According to the guidelines released on Monday (Oct 30) on X (formerly known as Twitter), “refraining from extremist rhetoric” tops the list of don’ts, with firearms and weapons that could be seen as symbols of provocation and violence being expressly prohibited.
Notably, the guideline also noted that it should not be “heavily one-sided” and urged institutions to provide a fair perspective on the ongoing issue even though the purpose of the programme was to show solidarity to Palestine.
The guideline also called for participants to avoid blaming any community or religion, such as typecasting any group of people or faith for policies and decisions made by individuals.
Other don’ts include refraining from manipulating facts, avoiding activities that may incite confrontation and partisan politics, and avoiding the use of symbols that can cause controversies.
As for the recommendations, Ms Fadhlina advised participants to focus on humanitarian values and peace, even going as far as to suggest inviting speakers who could share factual statements on the ongoing conflict.
She also advised participants to promote understanding by portraying Palestine in its current state and hold charity drives.
Open dialogue to discuss the issue from various perspectives are also welcomed, Ms Fadhlina said.
On Oct 26, the ministry announced a Palestine Solidarity Week will be held at all education institutions nationwide under the ministry’s purview from Oct 29 to Nov 3.
Calling it a necessary intervention to be implemented among students, the ministry said that the programme is in support of the Malaysian government’s stance to continue together defending the rights and freedom of the Palestinian people.
However, controversy erupted last week over the initiative when pictures and videos emerged online of school students wearing the Palestinian keffiyeh (traditional Middle Eastern headdress) and brandishing replica guns, including some that showed the children pretending to shoot imaginary targets.
This caused Malaysian Prime Minister Anwar Ibrahim to say that such events must be closely monitored to prevent things from going out of control.

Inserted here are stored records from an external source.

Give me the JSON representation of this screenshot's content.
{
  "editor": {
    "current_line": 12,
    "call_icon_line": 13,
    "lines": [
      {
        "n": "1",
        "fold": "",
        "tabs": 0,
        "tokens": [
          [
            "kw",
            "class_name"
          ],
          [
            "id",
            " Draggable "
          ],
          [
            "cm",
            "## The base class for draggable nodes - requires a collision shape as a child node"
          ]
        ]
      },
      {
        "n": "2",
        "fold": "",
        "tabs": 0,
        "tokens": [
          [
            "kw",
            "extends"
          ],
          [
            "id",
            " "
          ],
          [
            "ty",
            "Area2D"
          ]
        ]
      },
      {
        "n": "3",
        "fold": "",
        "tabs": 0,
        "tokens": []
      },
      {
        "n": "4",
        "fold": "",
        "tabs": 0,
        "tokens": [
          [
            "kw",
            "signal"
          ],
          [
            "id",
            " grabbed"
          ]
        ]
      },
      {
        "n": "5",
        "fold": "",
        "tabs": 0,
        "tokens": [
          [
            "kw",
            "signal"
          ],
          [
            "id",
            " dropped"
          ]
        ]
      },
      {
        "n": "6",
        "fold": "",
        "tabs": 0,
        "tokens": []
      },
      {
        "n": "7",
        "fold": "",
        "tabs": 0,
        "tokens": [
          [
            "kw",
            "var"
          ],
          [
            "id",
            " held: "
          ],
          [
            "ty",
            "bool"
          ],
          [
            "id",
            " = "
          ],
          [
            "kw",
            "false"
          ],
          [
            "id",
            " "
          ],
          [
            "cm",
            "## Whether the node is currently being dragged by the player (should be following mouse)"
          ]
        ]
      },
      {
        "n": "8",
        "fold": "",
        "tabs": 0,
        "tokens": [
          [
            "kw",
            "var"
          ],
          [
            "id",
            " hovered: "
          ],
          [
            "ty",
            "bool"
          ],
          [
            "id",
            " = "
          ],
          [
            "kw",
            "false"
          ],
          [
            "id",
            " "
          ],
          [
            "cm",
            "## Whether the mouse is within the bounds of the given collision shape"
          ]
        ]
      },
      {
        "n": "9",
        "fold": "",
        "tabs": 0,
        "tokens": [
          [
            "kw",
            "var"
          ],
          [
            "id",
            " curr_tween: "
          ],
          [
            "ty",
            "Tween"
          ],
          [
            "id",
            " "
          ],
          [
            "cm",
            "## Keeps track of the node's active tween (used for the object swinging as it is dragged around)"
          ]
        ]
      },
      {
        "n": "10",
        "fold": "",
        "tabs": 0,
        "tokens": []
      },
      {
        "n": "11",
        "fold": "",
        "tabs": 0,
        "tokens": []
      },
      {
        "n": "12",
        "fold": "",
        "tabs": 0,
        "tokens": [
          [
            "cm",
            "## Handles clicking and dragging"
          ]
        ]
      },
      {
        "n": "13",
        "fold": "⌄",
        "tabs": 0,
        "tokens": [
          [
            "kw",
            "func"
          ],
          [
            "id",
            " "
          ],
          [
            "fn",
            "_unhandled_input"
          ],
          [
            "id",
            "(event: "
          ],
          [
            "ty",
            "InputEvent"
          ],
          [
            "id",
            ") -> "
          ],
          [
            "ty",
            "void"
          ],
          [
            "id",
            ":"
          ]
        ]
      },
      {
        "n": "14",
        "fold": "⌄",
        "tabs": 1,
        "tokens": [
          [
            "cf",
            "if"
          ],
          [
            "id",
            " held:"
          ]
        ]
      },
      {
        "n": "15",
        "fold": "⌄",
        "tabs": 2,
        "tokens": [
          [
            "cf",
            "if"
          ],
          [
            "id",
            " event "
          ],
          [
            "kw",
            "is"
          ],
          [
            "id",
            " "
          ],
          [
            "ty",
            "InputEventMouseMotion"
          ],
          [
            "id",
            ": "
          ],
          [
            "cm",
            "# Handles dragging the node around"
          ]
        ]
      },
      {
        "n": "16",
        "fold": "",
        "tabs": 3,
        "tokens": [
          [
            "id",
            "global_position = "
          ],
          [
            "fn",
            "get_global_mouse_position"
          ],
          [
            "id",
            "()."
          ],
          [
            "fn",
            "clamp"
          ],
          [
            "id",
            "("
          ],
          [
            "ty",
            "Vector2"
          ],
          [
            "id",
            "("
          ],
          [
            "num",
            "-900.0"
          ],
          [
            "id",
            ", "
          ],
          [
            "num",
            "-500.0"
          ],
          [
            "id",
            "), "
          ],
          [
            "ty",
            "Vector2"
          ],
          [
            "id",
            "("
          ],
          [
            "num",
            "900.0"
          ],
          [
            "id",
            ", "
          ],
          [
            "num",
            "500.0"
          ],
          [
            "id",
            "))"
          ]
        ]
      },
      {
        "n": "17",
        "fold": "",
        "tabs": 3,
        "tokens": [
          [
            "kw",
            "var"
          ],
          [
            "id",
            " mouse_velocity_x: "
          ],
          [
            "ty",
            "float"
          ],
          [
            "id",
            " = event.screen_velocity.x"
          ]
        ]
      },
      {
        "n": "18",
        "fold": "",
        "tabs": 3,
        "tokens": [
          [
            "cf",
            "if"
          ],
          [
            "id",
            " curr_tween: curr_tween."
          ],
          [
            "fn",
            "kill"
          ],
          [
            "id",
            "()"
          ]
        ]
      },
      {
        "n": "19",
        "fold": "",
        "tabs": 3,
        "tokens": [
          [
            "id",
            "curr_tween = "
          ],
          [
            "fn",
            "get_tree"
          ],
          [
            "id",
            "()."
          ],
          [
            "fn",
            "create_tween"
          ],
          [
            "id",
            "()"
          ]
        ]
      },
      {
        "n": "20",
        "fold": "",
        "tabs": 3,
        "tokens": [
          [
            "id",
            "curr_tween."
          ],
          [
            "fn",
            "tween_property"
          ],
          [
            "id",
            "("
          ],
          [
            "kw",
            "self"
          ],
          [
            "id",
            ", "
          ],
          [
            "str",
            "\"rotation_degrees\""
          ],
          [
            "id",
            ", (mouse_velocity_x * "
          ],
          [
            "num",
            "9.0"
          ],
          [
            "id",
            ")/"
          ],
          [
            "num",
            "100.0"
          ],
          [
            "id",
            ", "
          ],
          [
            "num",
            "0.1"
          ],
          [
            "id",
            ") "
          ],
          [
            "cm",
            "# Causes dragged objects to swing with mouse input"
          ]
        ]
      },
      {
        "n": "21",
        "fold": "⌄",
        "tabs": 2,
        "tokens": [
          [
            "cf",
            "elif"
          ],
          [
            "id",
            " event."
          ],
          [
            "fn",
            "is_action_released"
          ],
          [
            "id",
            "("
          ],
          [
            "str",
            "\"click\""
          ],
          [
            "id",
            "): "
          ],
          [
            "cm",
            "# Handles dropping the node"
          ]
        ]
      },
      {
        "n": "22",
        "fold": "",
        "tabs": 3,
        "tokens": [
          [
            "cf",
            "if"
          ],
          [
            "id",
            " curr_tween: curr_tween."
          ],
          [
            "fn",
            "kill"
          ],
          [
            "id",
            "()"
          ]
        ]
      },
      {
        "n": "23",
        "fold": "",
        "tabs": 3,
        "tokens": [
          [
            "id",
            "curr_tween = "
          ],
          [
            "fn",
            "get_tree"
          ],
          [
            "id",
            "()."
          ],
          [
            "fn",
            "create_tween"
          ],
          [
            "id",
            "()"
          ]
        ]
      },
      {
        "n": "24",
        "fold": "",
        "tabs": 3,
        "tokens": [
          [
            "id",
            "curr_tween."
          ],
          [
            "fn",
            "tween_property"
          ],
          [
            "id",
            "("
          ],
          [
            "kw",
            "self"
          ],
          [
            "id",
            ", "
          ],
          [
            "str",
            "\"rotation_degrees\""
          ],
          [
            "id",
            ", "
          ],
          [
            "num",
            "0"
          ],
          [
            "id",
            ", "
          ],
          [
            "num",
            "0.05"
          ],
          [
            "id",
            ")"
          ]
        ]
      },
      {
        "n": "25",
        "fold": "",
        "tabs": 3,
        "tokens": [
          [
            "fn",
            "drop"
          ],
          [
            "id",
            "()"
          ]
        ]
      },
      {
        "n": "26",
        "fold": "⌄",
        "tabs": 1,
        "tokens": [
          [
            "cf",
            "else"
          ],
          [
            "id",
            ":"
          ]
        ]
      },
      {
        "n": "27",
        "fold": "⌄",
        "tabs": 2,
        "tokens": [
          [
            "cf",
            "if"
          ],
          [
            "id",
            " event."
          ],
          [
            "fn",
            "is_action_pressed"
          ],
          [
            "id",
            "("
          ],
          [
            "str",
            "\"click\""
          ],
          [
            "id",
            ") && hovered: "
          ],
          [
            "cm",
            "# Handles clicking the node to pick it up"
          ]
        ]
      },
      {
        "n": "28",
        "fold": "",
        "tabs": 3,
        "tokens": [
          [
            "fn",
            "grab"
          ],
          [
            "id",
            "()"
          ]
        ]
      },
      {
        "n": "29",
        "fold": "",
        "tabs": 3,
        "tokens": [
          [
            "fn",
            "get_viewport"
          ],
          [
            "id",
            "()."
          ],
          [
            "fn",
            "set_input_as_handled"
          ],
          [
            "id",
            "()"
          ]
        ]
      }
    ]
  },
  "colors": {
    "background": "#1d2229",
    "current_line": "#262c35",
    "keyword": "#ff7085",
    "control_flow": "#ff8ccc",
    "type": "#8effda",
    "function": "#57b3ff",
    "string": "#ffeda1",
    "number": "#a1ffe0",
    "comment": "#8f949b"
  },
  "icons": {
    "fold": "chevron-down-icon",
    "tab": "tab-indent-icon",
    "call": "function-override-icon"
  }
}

Mr Anwar has advocated strongly for Palestine in the ongoing Israel-Hamas war, previously claiming he was pressured by the West for this position. MALAY MAIL